* **Problem statement**
For each entry, return the text exactly and omit any image.

* **Extracted records**
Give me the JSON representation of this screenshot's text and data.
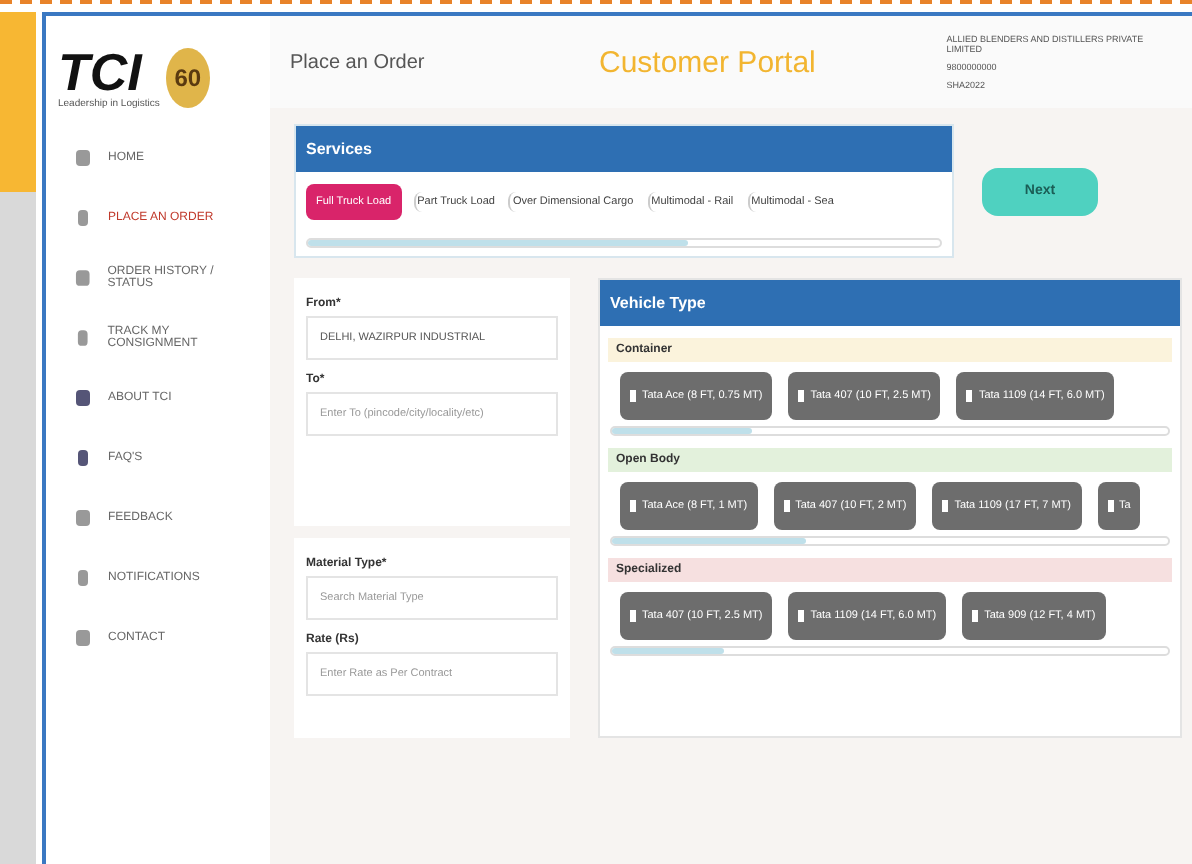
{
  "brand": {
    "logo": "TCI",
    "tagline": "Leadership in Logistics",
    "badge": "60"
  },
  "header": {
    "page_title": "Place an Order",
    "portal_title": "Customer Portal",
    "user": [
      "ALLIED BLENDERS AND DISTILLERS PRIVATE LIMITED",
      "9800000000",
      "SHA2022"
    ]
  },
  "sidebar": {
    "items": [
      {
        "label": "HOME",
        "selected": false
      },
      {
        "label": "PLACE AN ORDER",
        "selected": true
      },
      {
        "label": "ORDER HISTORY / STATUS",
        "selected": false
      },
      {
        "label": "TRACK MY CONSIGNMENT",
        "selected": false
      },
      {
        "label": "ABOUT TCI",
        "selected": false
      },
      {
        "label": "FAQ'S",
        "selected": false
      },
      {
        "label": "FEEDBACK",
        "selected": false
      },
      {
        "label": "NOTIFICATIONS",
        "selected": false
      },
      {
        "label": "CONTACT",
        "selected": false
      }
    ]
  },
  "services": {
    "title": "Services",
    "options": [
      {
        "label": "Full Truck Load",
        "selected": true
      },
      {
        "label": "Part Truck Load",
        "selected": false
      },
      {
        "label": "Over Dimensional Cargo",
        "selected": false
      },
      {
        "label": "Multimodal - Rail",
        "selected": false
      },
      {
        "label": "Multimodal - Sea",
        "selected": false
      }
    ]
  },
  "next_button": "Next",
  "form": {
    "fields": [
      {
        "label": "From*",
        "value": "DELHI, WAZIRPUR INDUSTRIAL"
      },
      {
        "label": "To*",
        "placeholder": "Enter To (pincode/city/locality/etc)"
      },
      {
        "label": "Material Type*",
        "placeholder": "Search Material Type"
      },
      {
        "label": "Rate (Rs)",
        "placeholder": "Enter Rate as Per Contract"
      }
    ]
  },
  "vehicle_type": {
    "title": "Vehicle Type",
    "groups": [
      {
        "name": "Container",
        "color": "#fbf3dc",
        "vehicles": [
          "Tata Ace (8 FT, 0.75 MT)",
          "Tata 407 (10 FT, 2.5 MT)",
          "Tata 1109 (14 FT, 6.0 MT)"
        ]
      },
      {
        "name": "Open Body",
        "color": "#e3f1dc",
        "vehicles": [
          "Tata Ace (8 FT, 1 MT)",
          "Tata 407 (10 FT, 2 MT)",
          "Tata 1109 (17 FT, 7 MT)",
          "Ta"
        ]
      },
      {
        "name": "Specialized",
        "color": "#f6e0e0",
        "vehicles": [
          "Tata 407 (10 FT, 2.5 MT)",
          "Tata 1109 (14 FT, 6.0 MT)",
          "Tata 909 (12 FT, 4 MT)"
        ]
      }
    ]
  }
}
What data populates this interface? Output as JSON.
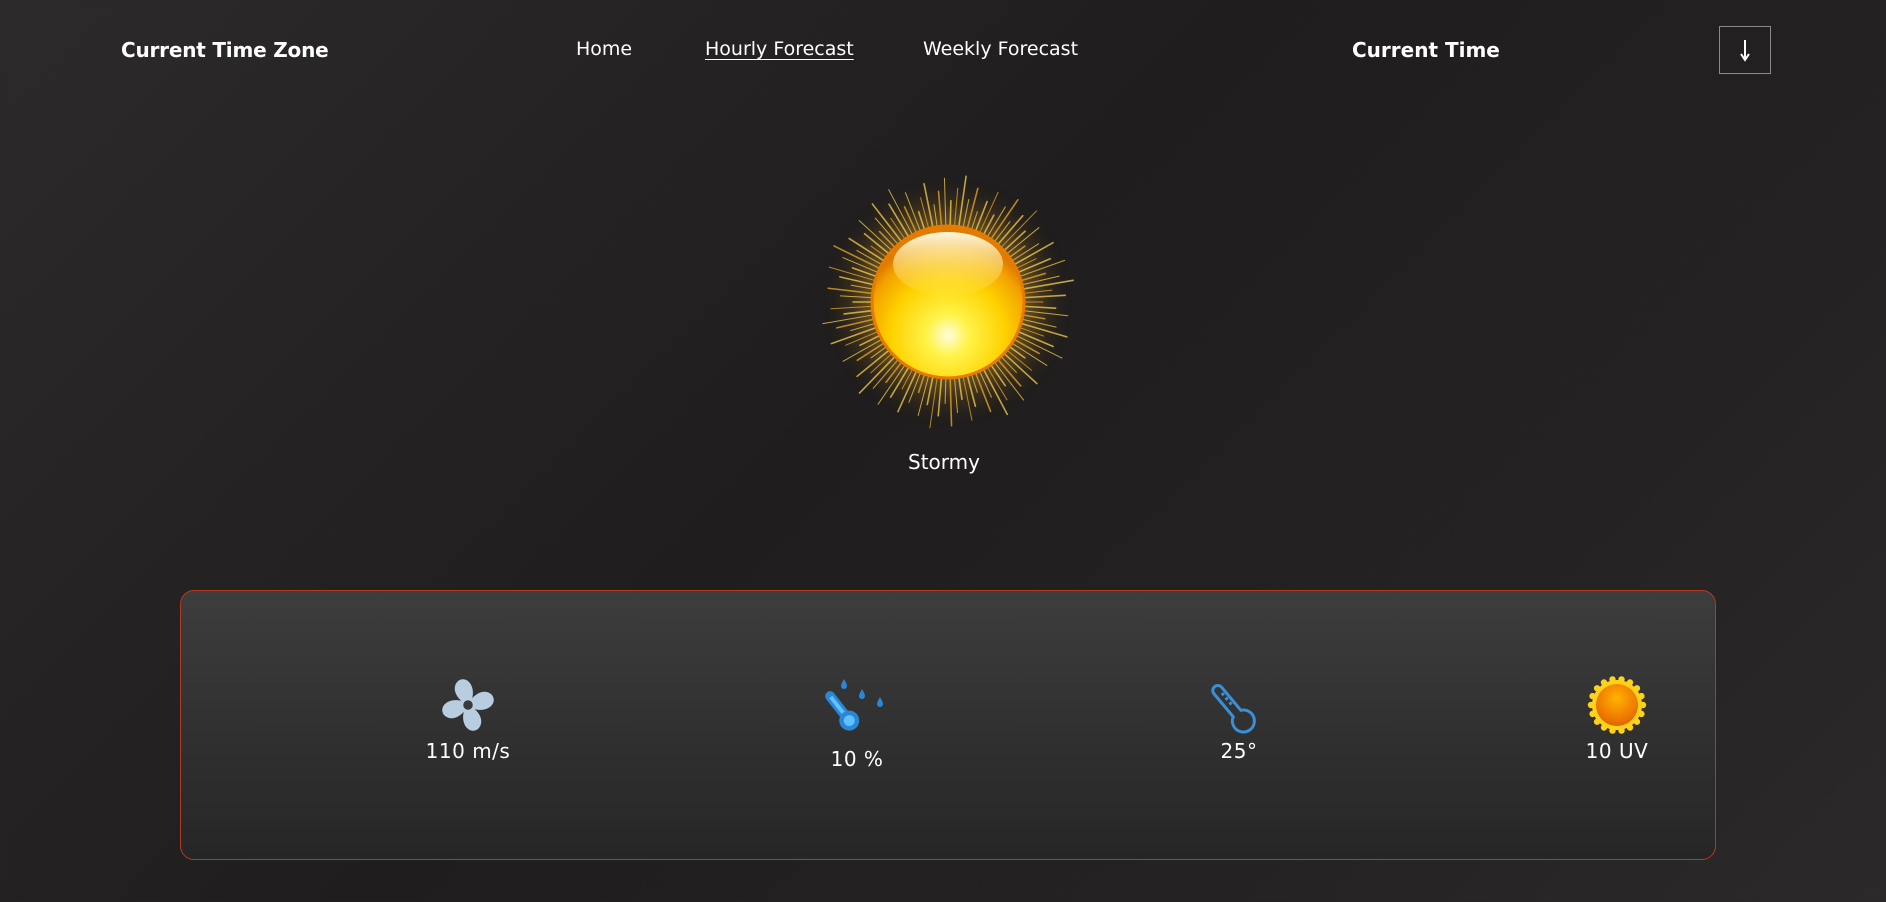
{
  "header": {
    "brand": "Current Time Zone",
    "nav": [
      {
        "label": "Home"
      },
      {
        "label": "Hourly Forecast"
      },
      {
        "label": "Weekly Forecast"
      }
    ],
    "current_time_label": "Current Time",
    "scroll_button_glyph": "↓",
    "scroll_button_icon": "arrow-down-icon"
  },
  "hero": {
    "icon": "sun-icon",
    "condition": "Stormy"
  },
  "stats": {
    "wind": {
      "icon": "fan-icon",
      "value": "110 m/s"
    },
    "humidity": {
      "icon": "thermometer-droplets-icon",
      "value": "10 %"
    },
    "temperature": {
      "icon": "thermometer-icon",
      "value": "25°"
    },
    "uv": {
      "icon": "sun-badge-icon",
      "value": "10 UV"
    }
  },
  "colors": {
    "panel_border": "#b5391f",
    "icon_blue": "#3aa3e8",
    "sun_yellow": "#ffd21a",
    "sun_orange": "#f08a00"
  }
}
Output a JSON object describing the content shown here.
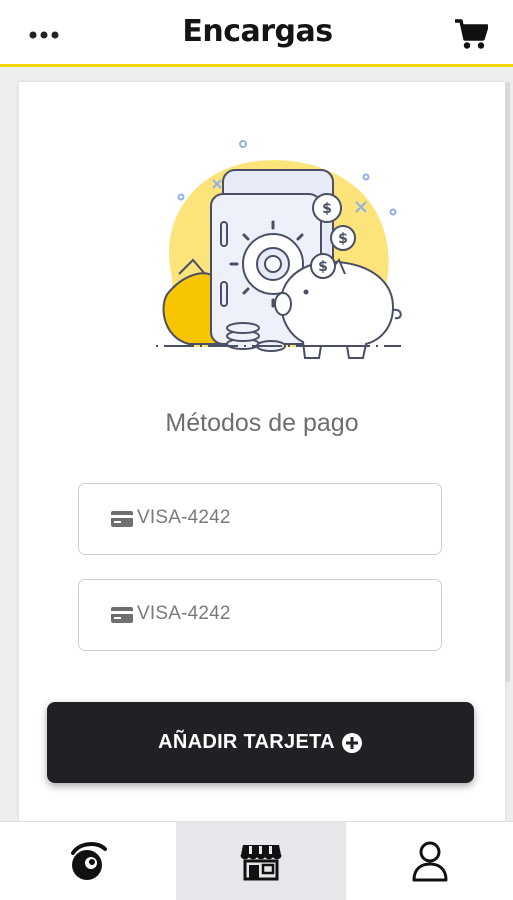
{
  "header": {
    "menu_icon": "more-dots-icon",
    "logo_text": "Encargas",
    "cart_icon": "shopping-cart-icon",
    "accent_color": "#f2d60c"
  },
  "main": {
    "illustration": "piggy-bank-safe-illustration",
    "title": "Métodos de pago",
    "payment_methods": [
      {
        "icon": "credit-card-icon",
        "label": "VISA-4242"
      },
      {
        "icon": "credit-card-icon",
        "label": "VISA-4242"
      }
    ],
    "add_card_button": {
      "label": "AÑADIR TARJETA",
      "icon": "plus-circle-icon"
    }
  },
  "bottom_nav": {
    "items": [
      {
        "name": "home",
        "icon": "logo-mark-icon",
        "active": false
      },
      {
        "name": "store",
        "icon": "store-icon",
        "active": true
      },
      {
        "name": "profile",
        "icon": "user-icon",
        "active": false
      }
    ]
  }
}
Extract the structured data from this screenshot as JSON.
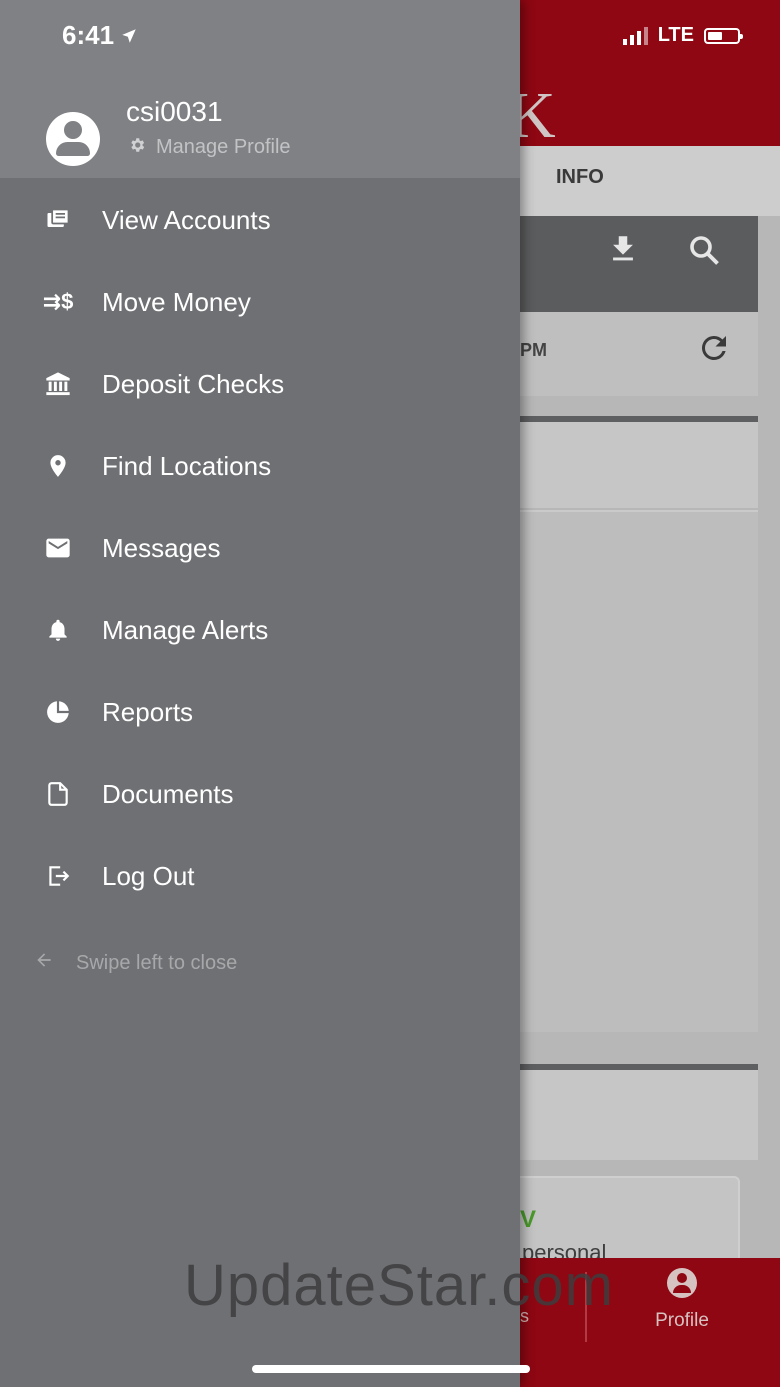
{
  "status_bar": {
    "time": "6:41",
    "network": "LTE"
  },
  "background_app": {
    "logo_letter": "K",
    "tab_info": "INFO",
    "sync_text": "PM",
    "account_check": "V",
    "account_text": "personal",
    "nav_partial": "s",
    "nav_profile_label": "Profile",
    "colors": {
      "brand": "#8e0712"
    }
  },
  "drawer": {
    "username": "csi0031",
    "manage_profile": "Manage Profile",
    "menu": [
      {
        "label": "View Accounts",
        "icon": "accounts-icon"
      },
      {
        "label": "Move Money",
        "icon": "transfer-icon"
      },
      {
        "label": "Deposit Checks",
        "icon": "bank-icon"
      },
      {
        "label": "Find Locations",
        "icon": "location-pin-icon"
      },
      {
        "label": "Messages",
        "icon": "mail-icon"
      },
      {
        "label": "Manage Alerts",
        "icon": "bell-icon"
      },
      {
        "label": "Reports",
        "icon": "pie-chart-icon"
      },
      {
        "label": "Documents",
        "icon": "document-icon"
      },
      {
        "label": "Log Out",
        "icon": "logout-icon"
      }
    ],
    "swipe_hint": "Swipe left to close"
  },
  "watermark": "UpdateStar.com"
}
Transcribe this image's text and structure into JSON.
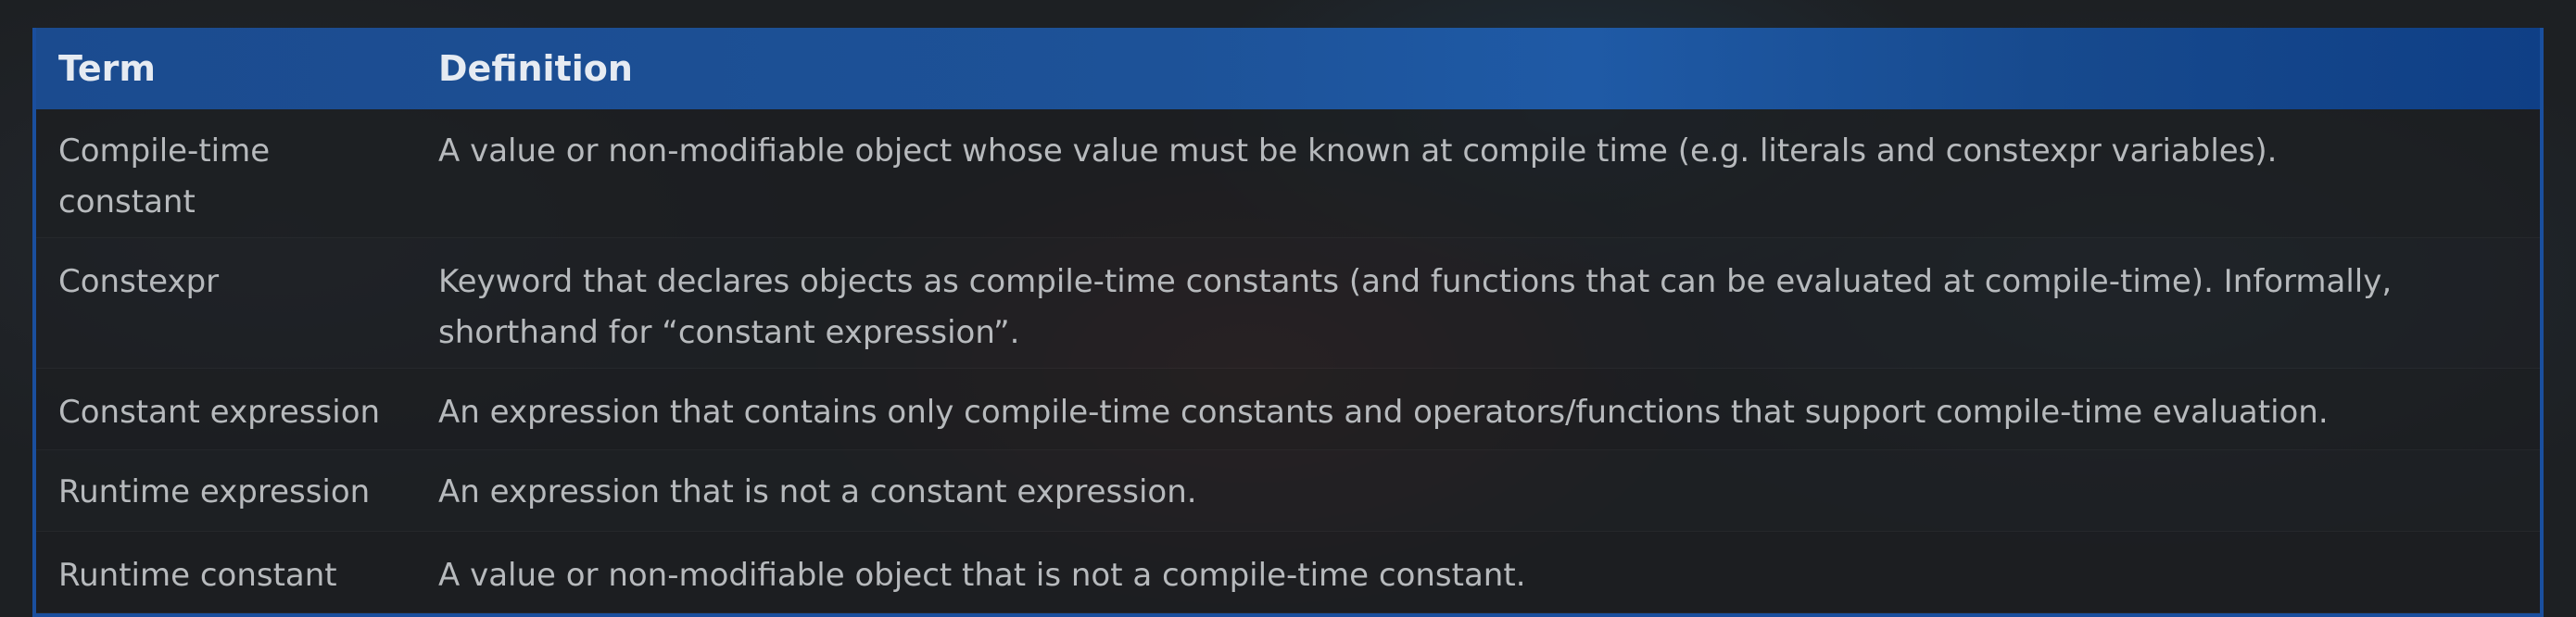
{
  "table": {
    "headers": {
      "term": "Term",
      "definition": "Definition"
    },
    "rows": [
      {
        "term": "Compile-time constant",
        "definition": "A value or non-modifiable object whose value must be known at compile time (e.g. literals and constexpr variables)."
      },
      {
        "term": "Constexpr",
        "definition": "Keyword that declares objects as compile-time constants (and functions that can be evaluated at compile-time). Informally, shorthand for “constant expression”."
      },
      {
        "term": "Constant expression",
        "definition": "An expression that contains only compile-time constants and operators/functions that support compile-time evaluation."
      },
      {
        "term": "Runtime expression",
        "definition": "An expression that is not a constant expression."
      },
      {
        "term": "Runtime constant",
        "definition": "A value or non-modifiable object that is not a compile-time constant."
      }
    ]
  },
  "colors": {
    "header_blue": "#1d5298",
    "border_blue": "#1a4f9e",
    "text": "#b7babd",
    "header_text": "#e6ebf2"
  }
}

* **Exercise answer**
Give me the JSON representation of this screenshot's text and data.
{
  "brand": {
    "logo": "TCI",
    "tagline": "Leadership in Logistics",
    "badge": "60"
  },
  "header": {
    "page_title": "Place an Order",
    "portal_title": "Customer Portal",
    "user": [
      "ALLIED BLENDERS AND DISTILLERS PRIVATE LIMITED",
      "9800000000",
      "SHA2022"
    ]
  },
  "sidebar": {
    "items": [
      {
        "label": "HOME",
        "selected": false
      },
      {
        "label": "PLACE AN ORDER",
        "selected": true
      },
      {
        "label": "ORDER HISTORY / STATUS",
        "selected": false
      },
      {
        "label": "TRACK MY CONSIGNMENT",
        "selected": false
      },
      {
        "label": "ABOUT TCI",
        "selected": false
      },
      {
        "label": "FAQ'S",
        "selected": false
      },
      {
        "label": "FEEDBACK",
        "selected": false
      },
      {
        "label": "NOTIFICATIONS",
        "selected": false
      },
      {
        "label": "CONTACT",
        "selected": false
      }
    ]
  },
  "services": {
    "title": "Services",
    "options": [
      {
        "label": "Full Truck Load",
        "selected": true
      },
      {
        "label": "Part Truck Load",
        "selected": false
      },
      {
        "label": "Over Dimensional Cargo",
        "selected": false
      },
      {
        "label": "Multimodal - Rail",
        "selected": false
      },
      {
        "label": "Multimodal - Sea",
        "selected": false
      }
    ]
  },
  "next_button": "Next",
  "form": {
    "fields": [
      {
        "label": "From*",
        "value": "DELHI, WAZIRPUR INDUSTRIAL"
      },
      {
        "label": "To*",
        "placeholder": "Enter To (pincode/city/locality/etc)"
      },
      {
        "label": "Material Type*",
        "placeholder": "Search Material Type"
      },
      {
        "label": "Rate (Rs)",
        "placeholder": "Enter Rate as Per Contract"
      }
    ]
  },
  "vehicle_type": {
    "title": "Vehicle Type",
    "groups": [
      {
        "name": "Container",
        "color": "#fbf3dc",
        "vehicles": [
          "Tata Ace (8 FT, 0.75 MT)",
          "Tata 407 (10 FT, 2.5 MT)",
          "Tata 1109 (14 FT, 6.0 MT)"
        ]
      },
      {
        "name": "Open Body",
        "color": "#e3f1dc",
        "vehicles": [
          "Tata Ace (8 FT, 1 MT)",
          "Tata 407 (10 FT, 2 MT)",
          "Tata 1109 (17 FT, 7 MT)",
          "Ta"
        ]
      },
      {
        "name": "Specialized",
        "color": "#f6e0e0",
        "vehicles": [
          "Tata 407 (10 FT, 2.5 MT)",
          "Tata 1109 (14 FT, 6.0 MT)",
          "Tata 909 (12 FT, 4 MT)"
        ]
      }
    ]
  }
}
What data populates this interface? Output as JSON.
{
  "header": {
    "brand": "Current Time Zone",
    "nav": [
      {
        "label": "Home"
      },
      {
        "label": "Hourly Forecast"
      },
      {
        "label": "Weekly Forecast"
      }
    ],
    "current_time_label": "Current Time",
    "scroll_button_glyph": "↓",
    "scroll_button_icon": "arrow-down-icon"
  },
  "hero": {
    "icon": "sun-icon",
    "condition": "Stormy"
  },
  "stats": {
    "wind": {
      "icon": "fan-icon",
      "value": "110 m/s"
    },
    "humidity": {
      "icon": "thermometer-droplets-icon",
      "value": "10 %"
    },
    "temperature": {
      "icon": "thermometer-icon",
      "value": "25°"
    },
    "uv": {
      "icon": "sun-badge-icon",
      "value": "10 UV"
    }
  },
  "colors": {
    "panel_border": "#b5391f",
    "icon_blue": "#3aa3e8",
    "sun_yellow": "#ffd21a",
    "sun_orange": "#f08a00"
  }
}
Output a JSON object describing the content shown here.
{
  "header": {
    "menu_icon": "more-dots-icon",
    "logo_text": "Encargas",
    "cart_icon": "shopping-cart-icon",
    "accent_color": "#f2d60c"
  },
  "main": {
    "illustration": "piggy-bank-safe-illustration",
    "title": "Métodos de pago",
    "payment_methods": [
      {
        "icon": "credit-card-icon",
        "label": "VISA-4242"
      },
      {
        "icon": "credit-card-icon",
        "label": "VISA-4242"
      }
    ],
    "add_card_button": {
      "label": "AÑADIR TARJETA",
      "icon": "plus-circle-icon"
    }
  },
  "bottom_nav": {
    "items": [
      {
        "name": "home",
        "icon": "logo-mark-icon",
        "active": false
      },
      {
        "name": "store",
        "icon": "store-icon",
        "active": true
      },
      {
        "name": "profile",
        "icon": "user-icon",
        "active": false
      }
    ]
  }
}
Extract the structured data from this screenshot as JSON.
{
  "status_bar": {
    "time": "6:41",
    "network": "LTE"
  },
  "background_app": {
    "logo_letter": "K",
    "tab_info": "INFO",
    "sync_text": "PM",
    "account_check": "V",
    "account_text": "personal",
    "nav_partial": "s",
    "nav_profile_label": "Profile",
    "colors": {
      "brand": "#8e0712"
    }
  },
  "drawer": {
    "username": "csi0031",
    "manage_profile": "Manage Profile",
    "menu": [
      {
        "label": "View Accounts",
        "icon": "accounts-icon"
      },
      {
        "label": "Move Money",
        "icon": "transfer-icon"
      },
      {
        "label": "Deposit Checks",
        "icon": "bank-icon"
      },
      {
        "label": "Find Locations",
        "icon": "location-pin-icon"
      },
      {
        "label": "Messages",
        "icon": "mail-icon"
      },
      {
        "label": "Manage Alerts",
        "icon": "bell-icon"
      },
      {
        "label": "Reports",
        "icon": "pie-chart-icon"
      },
      {
        "label": "Documents",
        "icon": "document-icon"
      },
      {
        "label": "Log Out",
        "icon": "logout-icon"
      }
    ],
    "swipe_hint": "Swipe left to close"
  },
  "watermark": "UpdateStar.com"
}
Transcribe this image's text and structure into JSON.
{
  "table": {
    "headers": {
      "term": "Term",
      "definition": "Definition"
    },
    "rows": [
      {
        "term": "Compile-time constant",
        "definition": "A value or non-modifiable object whose value must be known at compile time (e.g. literals and constexpr variables)."
      },
      {
        "term": "Constexpr",
        "definition": "Keyword that declares objects as compile-time constants (and functions that can be evaluated at compile-time). Informally, shorthand for “constant expression”."
      },
      {
        "term": "Constant expression",
        "definition": "An expression that contains only compile-time constants and operators/functions that support compile-time evaluation."
      },
      {
        "term": "Runtime expression",
        "definition": "An expression that is not a constant expression."
      },
      {
        "term": "Runtime constant",
        "definition": "A value or non-modifiable object that is not a compile-time constant."
      }
    ]
  },
  "colors": {
    "header_blue": "#1d5298",
    "border_blue": "#1a4f9e",
    "text": "#b7babd",
    "header_text": "#e6ebf2"
  }
}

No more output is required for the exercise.